• [Problem description] Of the lines below, copy those that hold the word "kind".

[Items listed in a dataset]
====
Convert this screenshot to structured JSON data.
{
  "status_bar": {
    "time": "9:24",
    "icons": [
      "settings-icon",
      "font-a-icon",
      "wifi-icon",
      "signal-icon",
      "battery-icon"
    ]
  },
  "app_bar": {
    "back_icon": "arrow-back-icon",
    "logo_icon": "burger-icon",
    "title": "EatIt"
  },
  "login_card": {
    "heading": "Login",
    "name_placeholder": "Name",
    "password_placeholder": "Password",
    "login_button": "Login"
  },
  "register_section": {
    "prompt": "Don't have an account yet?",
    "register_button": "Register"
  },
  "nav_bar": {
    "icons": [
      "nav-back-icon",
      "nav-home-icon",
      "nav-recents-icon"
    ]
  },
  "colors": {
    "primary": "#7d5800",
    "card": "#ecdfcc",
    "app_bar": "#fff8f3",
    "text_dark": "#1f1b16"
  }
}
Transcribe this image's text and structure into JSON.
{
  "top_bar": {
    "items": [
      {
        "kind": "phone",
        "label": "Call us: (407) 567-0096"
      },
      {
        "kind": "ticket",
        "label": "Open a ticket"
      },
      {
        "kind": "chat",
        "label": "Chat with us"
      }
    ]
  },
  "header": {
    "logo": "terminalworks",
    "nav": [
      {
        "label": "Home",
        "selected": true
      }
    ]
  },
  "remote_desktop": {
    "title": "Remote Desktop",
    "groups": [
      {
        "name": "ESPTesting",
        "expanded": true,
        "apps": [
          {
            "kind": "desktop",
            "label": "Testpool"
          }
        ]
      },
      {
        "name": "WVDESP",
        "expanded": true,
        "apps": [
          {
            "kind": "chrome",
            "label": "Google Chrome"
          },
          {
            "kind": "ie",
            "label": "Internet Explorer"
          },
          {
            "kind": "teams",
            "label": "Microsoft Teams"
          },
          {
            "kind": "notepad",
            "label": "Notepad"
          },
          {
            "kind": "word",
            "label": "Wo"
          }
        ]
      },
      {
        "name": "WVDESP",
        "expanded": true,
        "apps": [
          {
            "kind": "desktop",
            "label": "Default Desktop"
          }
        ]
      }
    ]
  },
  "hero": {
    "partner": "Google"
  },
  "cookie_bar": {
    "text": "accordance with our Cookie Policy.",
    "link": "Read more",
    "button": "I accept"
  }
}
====
• [Response]
        "kind": "phone",
        "kind": "ticket",
        "kind": "chat",
            "kind": "desktop",
            "kind": "chrome",
            "kind": "ie",
            "kind": "teams",
            "kind": "notepad",
            "kind": "word",
            "kind": "desktop",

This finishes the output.